___ Listed entries
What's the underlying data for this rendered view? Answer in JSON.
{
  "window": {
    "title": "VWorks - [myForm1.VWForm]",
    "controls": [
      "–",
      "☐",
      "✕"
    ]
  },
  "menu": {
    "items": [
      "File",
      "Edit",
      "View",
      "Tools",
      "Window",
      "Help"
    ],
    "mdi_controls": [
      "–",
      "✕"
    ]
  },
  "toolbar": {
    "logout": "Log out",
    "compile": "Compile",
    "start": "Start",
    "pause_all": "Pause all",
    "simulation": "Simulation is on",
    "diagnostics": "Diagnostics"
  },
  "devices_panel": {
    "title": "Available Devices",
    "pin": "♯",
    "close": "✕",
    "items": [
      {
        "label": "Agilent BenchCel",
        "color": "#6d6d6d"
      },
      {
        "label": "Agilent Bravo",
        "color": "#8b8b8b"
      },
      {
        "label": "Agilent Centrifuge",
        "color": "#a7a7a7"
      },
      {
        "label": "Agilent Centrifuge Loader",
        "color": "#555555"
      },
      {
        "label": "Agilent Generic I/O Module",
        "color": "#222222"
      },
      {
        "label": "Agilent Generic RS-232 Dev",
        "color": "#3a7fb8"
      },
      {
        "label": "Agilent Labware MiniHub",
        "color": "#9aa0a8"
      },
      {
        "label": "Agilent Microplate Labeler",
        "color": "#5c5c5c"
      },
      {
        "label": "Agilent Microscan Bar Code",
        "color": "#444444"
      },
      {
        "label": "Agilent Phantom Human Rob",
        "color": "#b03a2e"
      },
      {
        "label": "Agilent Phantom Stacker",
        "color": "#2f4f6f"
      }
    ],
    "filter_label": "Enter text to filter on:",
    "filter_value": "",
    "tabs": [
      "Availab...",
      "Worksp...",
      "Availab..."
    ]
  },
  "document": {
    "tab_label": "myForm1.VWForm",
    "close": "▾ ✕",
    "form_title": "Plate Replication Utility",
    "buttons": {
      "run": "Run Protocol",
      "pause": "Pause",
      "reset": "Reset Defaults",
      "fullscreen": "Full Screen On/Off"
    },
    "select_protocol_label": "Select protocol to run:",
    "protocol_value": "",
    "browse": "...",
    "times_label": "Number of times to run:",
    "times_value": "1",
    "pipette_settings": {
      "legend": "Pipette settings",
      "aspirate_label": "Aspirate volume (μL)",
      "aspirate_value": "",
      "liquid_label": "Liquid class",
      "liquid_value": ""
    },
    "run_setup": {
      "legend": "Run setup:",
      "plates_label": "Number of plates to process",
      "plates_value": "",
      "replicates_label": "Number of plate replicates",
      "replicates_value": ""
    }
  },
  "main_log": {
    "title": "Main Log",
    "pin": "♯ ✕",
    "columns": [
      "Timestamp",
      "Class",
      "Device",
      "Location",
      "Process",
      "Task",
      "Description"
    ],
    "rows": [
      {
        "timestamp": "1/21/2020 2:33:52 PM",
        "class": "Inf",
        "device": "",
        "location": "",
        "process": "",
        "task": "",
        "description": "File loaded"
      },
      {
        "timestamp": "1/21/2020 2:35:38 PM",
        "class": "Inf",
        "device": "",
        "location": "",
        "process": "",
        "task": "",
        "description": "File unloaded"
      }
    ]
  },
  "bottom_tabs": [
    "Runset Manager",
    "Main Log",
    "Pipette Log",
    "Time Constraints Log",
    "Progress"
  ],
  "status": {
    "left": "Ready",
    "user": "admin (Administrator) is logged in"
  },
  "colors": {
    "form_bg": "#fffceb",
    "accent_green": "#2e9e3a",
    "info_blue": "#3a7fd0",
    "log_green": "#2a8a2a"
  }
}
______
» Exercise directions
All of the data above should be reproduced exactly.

» Task answer
What's the underlying data for this rendered view? Answer in JSON.
{
  "window": {
    "title": "VWorks - [myForm1.VWForm]",
    "controls": [
      "–",
      "☐",
      "✕"
    ]
  },
  "menu": {
    "items": [
      "File",
      "Edit",
      "View",
      "Tools",
      "Window",
      "Help"
    ],
    "mdi_controls": [
      "–",
      "✕"
    ]
  },
  "toolbar": {
    "logout": "Log out",
    "compile": "Compile",
    "start": "Start",
    "pause_all": "Pause all",
    "simulation": "Simulation is on",
    "diagnostics": "Diagnostics"
  },
  "devices_panel": {
    "title": "Available Devices",
    "pin": "♯",
    "close": "✕",
    "items": [
      {
        "label": "Agilent BenchCel",
        "color": "#6d6d6d"
      },
      {
        "label": "Agilent Bravo",
        "color": "#8b8b8b"
      },
      {
        "label": "Agilent Centrifuge",
        "color": "#a7a7a7"
      },
      {
        "label": "Agilent Centrifuge Loader",
        "color": "#555555"
      },
      {
        "label": "Agilent Generic I/O Module",
        "color": "#222222"
      },
      {
        "label": "Agilent Generic RS-232 Dev",
        "color": "#3a7fb8"
      },
      {
        "label": "Agilent Labware MiniHub",
        "color": "#9aa0a8"
      },
      {
        "label": "Agilent Microplate Labeler",
        "color": "#5c5c5c"
      },
      {
        "label": "Agilent Microscan Bar Code",
        "color": "#444444"
      },
      {
        "label": "Agilent Phantom Human Rob",
        "color": "#b03a2e"
      },
      {
        "label": "Agilent Phantom Stacker",
        "color": "#2f4f6f"
      }
    ],
    "filter_label": "Enter text to filter on:",
    "filter_value": "",
    "tabs": [
      "Availab...",
      "Worksp...",
      "Availab..."
    ]
  },
  "document": {
    "tab_label": "myForm1.VWForm",
    "close": "▾ ✕",
    "form_title": "Plate Replication Utility",
    "buttons": {
      "run": "Run Protocol",
      "pause": "Pause",
      "reset": "Reset Defaults",
      "fullscreen": "Full Screen On/Off"
    },
    "select_protocol_label": "Select protocol to run:",
    "protocol_value": "",
    "browse": "...",
    "times_label": "Number of times to run:",
    "times_value": "1",
    "pipette_settings": {
      "legend": "Pipette settings",
      "aspirate_label": "Aspirate volume (μL)",
      "aspirate_value": "",
      "liquid_label": "Liquid class",
      "liquid_value": ""
    },
    "run_setup": {
      "legend": "Run setup:",
      "plates_label": "Number of plates to process",
      "plates_value": "",
      "replicates_label": "Number of plate replicates",
      "replicates_value": ""
    }
  },
  "main_log": {
    "title": "Main Log",
    "pin": "♯ ✕",
    "columns": [
      "Timestamp",
      "Class",
      "Device",
      "Location",
      "Process",
      "Task",
      "Description"
    ],
    "rows": [
      {
        "timestamp": "1/21/2020 2:33:52 PM",
        "class": "Inf",
        "device": "",
        "location": "",
        "process": "",
        "task": "",
        "description": "File loaded"
      },
      {
        "timestamp": "1/21/2020 2:35:38 PM",
        "class": "Inf",
        "device": "",
        "location": "",
        "process": "",
        "task": "",
        "description": "File unloaded"
      }
    ]
  },
  "bottom_tabs": [
    "Runset Manager",
    "Main Log",
    "Pipette Log",
    "Time Constraints Log",
    "Progress"
  ],
  "status": {
    "left": "Ready",
    "user": "admin (Administrator) is logged in"
  },
  "colors": {
    "form_bg": "#fffceb",
    "accent_green": "#2e9e3a",
    "info_blue": "#3a7fd0",
    "log_green": "#2a8a2a"
  }
}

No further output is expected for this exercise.